Robert Swan: No. This is an area that is not normally considered as debris. North Carolina was a special case. Department of Agriculture gets involved, normally not FEMA.
Amy Sebring: Or Health Dept?
Robert Swan: Yes.
Isabel McCurdy: Where can one obtain the HAZUS model?
Robert Swan: I think it is available from FEMA. Check their web site.
[See: HAZUS home page: http://www.fema.gov/hazus/index.htm and order info: http://www.fema.gov/hazus/hazus6b.htm.]
Amy Sebring: We have done a pre-positioned contract for debris removal here in Corpus Christi. I believe it was activated for Hurricane Bret. Since I was not here, I am not sure how it went, but I hope to find out ! Bob, it seems that FEMA is fairly generous with emergency declarations to cover debris removal, even at 100%? Even if an area does not qualify for other forms of assistance.
Robert Swan: Debris will probably not be at 100% anymore. More like 25/75. Remember, FEMA only reimburses for reasonable costs associated with the Public Assistance Program. We are involved with extensive debris training of FEMA staff now.
Will be in Harrisburg this weekend and Fl next week.
Jeff Hartle: If the community has no public trash collection, how do you convince local government to be responsible for debris?
Robert Swan: Public pressure will require the community to obtain contractors.
Jeff Hartle: I remember driving through coastal South Carolina 3 years after Hugo and still seeing huge piles of debris!
Robert Swan: Sometimes, FEMA will give the COE a mission assignment to remove debris. They will then obtain local or national contractors to remove the debris. The cost share will still apply.
Amy Sebring: Bob, have you seen examples where a good PIO made a difference in obtaining public cooperation?

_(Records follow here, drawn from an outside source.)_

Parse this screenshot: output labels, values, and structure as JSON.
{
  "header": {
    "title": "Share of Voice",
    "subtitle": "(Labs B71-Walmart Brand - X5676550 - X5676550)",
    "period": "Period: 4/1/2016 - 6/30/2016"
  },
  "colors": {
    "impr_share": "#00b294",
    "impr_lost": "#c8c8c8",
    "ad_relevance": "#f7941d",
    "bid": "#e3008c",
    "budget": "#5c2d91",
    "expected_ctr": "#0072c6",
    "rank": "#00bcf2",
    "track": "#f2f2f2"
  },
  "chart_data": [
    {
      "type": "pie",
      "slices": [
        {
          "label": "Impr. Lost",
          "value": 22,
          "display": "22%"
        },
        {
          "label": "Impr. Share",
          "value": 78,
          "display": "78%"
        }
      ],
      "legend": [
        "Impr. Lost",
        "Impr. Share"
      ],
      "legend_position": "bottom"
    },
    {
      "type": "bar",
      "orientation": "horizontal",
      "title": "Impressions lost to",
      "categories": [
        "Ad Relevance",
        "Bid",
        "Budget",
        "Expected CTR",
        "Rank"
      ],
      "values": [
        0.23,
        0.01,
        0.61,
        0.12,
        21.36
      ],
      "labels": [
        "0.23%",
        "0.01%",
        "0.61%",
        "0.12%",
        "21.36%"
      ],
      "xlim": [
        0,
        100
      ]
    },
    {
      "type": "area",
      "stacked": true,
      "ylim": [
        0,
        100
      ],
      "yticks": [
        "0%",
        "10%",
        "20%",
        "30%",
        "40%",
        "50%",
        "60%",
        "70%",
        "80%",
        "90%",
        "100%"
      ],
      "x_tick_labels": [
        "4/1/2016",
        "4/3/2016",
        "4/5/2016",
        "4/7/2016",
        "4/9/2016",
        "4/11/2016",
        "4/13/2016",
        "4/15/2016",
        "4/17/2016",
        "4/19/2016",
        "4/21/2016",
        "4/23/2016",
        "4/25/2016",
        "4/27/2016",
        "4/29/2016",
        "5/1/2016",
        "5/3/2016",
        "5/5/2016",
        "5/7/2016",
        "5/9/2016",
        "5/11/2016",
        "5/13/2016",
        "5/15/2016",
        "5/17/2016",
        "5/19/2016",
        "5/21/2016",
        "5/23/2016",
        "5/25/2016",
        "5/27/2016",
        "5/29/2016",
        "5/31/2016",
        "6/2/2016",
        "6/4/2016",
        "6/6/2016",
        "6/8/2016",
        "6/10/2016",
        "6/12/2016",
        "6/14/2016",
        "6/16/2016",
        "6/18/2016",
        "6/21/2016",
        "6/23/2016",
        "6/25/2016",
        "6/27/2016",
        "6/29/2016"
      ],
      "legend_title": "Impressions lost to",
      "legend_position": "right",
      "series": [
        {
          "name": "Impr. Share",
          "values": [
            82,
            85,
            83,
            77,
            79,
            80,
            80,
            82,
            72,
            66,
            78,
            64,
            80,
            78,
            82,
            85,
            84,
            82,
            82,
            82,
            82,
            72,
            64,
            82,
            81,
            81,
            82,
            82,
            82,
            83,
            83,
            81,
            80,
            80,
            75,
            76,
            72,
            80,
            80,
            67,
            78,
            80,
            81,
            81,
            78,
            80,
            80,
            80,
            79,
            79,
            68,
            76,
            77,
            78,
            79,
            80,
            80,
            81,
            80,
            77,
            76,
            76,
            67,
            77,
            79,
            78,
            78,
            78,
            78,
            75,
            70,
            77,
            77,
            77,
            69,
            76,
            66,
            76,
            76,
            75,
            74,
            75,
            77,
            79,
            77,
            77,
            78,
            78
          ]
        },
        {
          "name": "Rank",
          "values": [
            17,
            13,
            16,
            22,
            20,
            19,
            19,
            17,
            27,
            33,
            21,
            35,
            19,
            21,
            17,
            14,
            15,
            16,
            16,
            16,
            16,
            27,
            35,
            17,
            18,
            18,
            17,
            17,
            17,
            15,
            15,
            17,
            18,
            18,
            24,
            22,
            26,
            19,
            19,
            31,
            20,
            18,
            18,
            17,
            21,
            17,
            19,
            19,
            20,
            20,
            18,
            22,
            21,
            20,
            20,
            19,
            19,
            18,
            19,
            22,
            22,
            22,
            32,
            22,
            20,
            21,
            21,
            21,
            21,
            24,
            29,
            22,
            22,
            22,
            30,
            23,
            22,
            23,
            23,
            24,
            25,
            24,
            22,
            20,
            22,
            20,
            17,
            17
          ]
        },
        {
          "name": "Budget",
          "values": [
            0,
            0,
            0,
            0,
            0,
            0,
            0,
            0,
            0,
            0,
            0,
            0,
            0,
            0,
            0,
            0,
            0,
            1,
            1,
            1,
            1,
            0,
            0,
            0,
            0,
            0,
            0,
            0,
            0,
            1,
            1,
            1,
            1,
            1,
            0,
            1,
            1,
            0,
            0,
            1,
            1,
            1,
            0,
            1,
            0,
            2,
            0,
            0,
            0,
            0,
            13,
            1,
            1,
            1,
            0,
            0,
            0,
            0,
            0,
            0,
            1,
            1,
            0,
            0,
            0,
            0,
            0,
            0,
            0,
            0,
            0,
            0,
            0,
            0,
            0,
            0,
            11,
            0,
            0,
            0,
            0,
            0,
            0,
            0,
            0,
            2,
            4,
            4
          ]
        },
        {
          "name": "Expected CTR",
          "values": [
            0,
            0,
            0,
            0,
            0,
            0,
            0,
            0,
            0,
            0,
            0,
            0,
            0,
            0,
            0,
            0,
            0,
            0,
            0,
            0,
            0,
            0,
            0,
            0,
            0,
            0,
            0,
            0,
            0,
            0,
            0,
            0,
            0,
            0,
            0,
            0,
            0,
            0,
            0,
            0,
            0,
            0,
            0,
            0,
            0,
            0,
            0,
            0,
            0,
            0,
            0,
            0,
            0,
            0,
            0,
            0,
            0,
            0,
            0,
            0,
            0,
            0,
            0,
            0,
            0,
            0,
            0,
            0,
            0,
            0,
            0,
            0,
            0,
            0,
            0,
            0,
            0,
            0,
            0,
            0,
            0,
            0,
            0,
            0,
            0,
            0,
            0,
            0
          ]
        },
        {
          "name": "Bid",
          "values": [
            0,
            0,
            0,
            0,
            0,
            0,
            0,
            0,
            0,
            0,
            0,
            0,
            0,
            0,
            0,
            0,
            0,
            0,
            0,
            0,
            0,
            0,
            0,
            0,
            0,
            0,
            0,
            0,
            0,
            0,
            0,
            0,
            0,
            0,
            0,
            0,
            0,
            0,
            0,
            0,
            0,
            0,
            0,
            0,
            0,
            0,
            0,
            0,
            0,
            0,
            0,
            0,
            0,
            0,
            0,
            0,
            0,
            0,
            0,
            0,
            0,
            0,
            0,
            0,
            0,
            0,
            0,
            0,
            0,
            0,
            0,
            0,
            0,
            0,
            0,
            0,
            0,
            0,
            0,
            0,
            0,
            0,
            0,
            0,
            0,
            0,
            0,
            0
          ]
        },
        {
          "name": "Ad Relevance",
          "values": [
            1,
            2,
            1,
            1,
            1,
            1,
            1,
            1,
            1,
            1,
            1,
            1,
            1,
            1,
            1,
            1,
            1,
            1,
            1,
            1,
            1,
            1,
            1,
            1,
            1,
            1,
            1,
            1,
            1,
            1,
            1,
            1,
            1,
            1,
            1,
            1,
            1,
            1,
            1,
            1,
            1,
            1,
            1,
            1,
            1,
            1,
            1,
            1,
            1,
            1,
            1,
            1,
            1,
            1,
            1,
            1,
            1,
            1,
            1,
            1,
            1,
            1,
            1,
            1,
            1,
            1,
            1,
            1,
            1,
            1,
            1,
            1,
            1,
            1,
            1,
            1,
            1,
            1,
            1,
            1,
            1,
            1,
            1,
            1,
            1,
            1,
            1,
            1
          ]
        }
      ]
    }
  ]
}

Robert Swan: It is extremely important to have a PIO on the staff. Information on pick up schedules, dump sites, etc must be provided to the public.
Merrilee White: Do you feel that large numbers of volunteers are a help or a hindrance?
Robert Swan: If planned, for a great help; if not, causes some delays.
Merrilee White: Is there some way local volunteer centers can get involved in the planning of the use of volunteers?
Robert Swan: Need to contact the local emergency planners. Volunteers have a place in debris removal. They can assist by removing material from private property for elderly.
Amy Sebring: That's a little off topic, although a good question for another session!
We are just about out of time. Thank you very much, Bob, and thank you, audience for your participation. Please stand by while we go to Avagene for upcoming events.
Avagene Moore: Thank you, Amy.
Next Tuesday's Round Table will be conducted by EIIP Partner, the Georgia Emergency Management Agency (GEMA). Karen Franklin, GEMA State School Safety Coordinator, will present "Emergency Management in the School Setting -- Georgia Style." With so much talk and press about school safety and events that have occurred this past year, I believe you will find the GEMA session of great interest next Tuesday, November 9, 12 Noon EST.
On Wednesday, November 10, 12 Noon Eastern, we have scheduled a session entitled "Impact of Emergencies and Disasters on the African-American Community." Kay Goss, CEM, Associate Director, FEMA Preparedness Directorate, and Dr. Oliver Jones, Professor of Political Science, Florida A & M University, will be our special guests. Please plan to participate in both sessions next week.
That's all for now, Amy.
Amy Sebring: Thanks, Avagene. Pledge drive status: still at 81. Need your help in finishing this up. See <http://www.emforum.org/eiip/plege.htm> for more info. We will adjourn the session for now, but you are invited to remain for open discussion. You no longer need to use question marks.